1. ACF cuts off after lag 1 & PACF is tailing off → SMA(1), or P=0,Q=1.
2. A spike of ACF at lag 12 & PACF decay exponentially with seasonal lags at 12, 24, 36, and others → SMA(1), or P=0 and Q=1.
3. ACF and PACF both are tailing off in seasonal lags → SARMA(3,1), or P=3,Q=1

Non-seasonal models:

1. PACF cuts off after lag 1 → AR(1), or p=1,q=0 2. PACF cuts off after lag 1 & ACF cuts off after lag 1 → p=q=1 3. PACF cuts off after lag 3 & ACF cuts off after lag 1 → p=3, q=1

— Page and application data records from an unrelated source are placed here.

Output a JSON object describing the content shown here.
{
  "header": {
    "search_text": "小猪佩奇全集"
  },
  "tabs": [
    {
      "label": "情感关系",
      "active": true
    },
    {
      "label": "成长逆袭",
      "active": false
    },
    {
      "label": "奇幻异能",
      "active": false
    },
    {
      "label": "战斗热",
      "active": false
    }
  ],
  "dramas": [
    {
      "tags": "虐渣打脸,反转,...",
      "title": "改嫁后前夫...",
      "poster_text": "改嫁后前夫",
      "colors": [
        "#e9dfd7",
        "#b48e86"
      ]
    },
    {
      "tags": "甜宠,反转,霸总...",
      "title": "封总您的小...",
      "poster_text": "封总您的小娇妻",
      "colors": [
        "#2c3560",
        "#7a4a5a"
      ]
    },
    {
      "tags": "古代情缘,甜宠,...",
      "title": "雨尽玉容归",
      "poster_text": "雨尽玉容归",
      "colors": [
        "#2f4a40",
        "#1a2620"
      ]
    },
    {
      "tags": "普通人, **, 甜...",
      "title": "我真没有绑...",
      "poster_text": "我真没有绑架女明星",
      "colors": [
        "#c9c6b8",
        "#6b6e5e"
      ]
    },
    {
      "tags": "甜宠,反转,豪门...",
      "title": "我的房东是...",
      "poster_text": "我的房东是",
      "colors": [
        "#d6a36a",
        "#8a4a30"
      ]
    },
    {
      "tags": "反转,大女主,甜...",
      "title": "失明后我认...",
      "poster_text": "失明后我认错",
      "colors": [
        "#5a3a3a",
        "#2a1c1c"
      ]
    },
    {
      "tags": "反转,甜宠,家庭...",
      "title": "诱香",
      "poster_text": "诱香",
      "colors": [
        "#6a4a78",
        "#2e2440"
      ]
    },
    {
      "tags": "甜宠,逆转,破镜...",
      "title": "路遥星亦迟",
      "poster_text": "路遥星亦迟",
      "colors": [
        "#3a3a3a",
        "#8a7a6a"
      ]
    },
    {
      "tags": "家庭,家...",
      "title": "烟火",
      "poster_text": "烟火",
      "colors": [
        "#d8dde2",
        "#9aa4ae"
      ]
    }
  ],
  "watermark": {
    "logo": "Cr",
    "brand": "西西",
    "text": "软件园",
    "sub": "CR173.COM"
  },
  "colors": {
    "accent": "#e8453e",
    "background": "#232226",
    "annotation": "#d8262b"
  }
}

In total, we have the following 6 potential models with seasonal and non-seasonal components listed:

  1. Model 1: SARIMA(1,1,0)*(0,1,1)12
  2. Model 2: SARIMA(1,1,1)*(0,1,1)12
  3. Model 3: SARIMA(3,1,1)*(0,1,1)12
  4. Model 4: SARIMA(1,1,0)*(3,1,1)12
  5. Model 5: SARIMA(1,1,1)*(3,1,1)12
  6. Model 6: SARIMA(3,1,1)*(3,1,1)12

4. Model Comparison

########### use auto.arima to find the best model automatically
model_auto= auto.arima(training, stepwise=FALSE, approximation=FALSE)#this function takes a lot of time to run!!!!
summary(model_auto)#ARIMA(1,1,2)(2,0,0)[12] with AIC=670.27 AICc=670.45 BIC=695.31
###### auto selection
model_auto_1= auto.arima(training)
summary(model_auto_1)# ARIMA(1,1,0)(2,0,0)[12] with AIC=672.23 AICc=672.31 BIC=688.91

The built-in function ( auto.arima ) generates a model as a reference point, comparing to the hand-picked model.

model_1 = arima(training, order = c(1,1,0),seasonal = list(order=c(0,1,1),period =12));model_1#AIC=553.74
model_2 = arima(training, order = c(1,1,1),seasonal = list(order=c(0,1,1),period =12));model_2#AIC=555.48
model_3 = arima(training, order = c(3,1,1),seasonal = list(order=c(0,1,1),period =12));model_3#AIC=548.71model_4 = arima(training, order = c(1,1,0),seasonal = list(order=c(3,1,1),period =12));model_4#AIC=556.94
model_5 = arima(training, order = c(2,1,1),seasonal = list(order=c(3,1,1),period =12));model_6#AIC=558.24
model_6 = arima(training, order = c(3,1,0),seasonal = list(order=c(3,1,1),period =12));model_7#AIC=553.14

We run these six functions and obtain the AIC results. It seems that Model_3 is the winner, which is consistent with the result suggested by ACF/PACF.

5. Model Diagnostic

ts.plot(residuals(model_3))# a few spikes observed.
# normality check
qqnorm(residuals(model_3));qqline(residuals(model_3),col =”blue”)#skewed to the right as can be seen from the distribution that a few data points stand above the abline.

According to Shapiro-Wilk normality test and Q-Q plot, residuals are not normally distributed.

chart.ACFplus(residuals(model_3), maxlag = 48, elementcolor = “gray”)

From the ACF and PACF plots, most residual points fall within the 95% confidence interval with a few significant spikes. Residuals follow a pattern of white noise.

Box.test(residuals(model_3),lag=22,type = c(“Ljung-Box”),fitdf=4)	Box-Ljung test

data:  residuals(model_3)
X-squared = 23.657, df = 18, p-value = 0.1666

Residuals pass the linear dependency test after passing the Ljung-Box test.

fisher.g.test(residuals(model_3))[1] 0.436583

Residuals follow a Gaussian white noise distribution after Fisher’s test.

6. Prediction

mypred <- predict(model_3, n.ahead=120)
Upper_tr = mypred$pred + 1.96*mypred$se
Lower_tr = mypred$pred — 1.96*mypred$se
ts.plot(training, xlab=”Year”,ylab=”Level”,main = “Forecast”)
lines(test,col=”red”)#plot test data